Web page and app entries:
———
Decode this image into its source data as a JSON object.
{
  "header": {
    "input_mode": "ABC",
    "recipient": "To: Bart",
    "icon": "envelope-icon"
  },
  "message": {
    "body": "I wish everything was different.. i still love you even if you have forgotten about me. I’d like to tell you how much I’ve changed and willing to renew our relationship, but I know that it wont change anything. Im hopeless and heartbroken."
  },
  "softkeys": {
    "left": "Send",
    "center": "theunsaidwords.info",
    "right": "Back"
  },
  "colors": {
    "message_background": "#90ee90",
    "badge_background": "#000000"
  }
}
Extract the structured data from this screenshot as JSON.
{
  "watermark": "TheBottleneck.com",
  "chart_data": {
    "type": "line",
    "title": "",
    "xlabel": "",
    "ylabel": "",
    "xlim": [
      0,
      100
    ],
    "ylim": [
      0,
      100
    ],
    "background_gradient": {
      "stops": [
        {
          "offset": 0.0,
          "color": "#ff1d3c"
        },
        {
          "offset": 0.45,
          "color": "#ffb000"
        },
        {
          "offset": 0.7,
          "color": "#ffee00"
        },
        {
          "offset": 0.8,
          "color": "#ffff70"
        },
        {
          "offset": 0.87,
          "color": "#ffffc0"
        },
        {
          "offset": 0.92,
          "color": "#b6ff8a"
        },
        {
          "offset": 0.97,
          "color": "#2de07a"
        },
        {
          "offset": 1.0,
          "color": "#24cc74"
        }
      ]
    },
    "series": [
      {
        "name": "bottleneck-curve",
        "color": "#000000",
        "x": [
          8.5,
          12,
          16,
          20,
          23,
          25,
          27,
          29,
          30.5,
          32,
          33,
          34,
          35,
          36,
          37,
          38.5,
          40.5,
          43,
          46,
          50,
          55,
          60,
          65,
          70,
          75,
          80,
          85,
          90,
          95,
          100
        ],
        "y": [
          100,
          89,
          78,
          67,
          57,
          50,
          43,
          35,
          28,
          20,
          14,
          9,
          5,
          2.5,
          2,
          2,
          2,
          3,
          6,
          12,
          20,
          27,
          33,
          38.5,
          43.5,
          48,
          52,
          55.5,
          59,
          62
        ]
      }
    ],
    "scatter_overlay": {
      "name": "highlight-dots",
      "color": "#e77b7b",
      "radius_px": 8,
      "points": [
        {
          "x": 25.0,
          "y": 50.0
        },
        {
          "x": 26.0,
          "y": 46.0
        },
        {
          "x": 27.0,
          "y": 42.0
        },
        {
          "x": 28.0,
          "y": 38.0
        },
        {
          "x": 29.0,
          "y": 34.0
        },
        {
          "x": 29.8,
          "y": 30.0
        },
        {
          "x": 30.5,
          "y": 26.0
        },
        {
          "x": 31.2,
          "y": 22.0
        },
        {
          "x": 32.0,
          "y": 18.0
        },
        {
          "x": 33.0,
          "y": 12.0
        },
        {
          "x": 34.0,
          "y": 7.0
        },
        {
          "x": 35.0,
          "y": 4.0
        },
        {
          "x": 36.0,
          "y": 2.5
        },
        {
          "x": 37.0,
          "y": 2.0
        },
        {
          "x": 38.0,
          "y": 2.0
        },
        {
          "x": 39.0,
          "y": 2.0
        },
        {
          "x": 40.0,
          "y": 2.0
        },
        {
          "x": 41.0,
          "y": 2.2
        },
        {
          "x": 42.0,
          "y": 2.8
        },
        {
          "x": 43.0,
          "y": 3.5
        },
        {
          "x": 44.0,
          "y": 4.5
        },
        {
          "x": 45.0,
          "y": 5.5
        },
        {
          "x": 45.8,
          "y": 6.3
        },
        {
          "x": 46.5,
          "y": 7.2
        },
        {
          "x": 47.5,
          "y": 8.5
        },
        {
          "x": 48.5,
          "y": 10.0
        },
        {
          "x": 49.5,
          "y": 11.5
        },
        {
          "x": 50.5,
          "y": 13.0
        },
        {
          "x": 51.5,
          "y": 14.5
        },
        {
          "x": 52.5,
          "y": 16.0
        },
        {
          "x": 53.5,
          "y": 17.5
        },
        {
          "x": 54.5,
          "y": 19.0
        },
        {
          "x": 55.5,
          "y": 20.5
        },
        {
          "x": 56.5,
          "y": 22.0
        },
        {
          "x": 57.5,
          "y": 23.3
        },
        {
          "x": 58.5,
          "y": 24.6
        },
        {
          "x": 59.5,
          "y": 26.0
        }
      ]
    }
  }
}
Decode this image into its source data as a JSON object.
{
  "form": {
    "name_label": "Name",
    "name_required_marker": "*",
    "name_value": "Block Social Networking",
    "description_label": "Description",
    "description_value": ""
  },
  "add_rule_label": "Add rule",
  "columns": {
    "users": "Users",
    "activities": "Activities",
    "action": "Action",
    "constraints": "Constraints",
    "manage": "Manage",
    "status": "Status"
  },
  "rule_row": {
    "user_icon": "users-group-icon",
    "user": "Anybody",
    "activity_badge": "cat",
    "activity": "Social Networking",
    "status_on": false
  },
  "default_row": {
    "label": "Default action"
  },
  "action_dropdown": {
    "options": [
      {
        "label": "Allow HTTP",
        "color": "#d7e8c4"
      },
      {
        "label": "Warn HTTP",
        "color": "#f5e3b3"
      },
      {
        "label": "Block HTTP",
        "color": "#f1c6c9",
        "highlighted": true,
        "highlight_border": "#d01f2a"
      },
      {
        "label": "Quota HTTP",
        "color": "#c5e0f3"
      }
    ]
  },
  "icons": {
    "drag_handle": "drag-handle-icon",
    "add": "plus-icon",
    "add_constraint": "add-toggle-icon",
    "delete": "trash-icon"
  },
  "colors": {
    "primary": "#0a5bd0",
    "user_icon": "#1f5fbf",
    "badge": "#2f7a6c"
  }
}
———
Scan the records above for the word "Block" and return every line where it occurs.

__PROBLEM SOLUTION__:
    "name_value": "Block Social Networking",
        "label": "Block HTTP",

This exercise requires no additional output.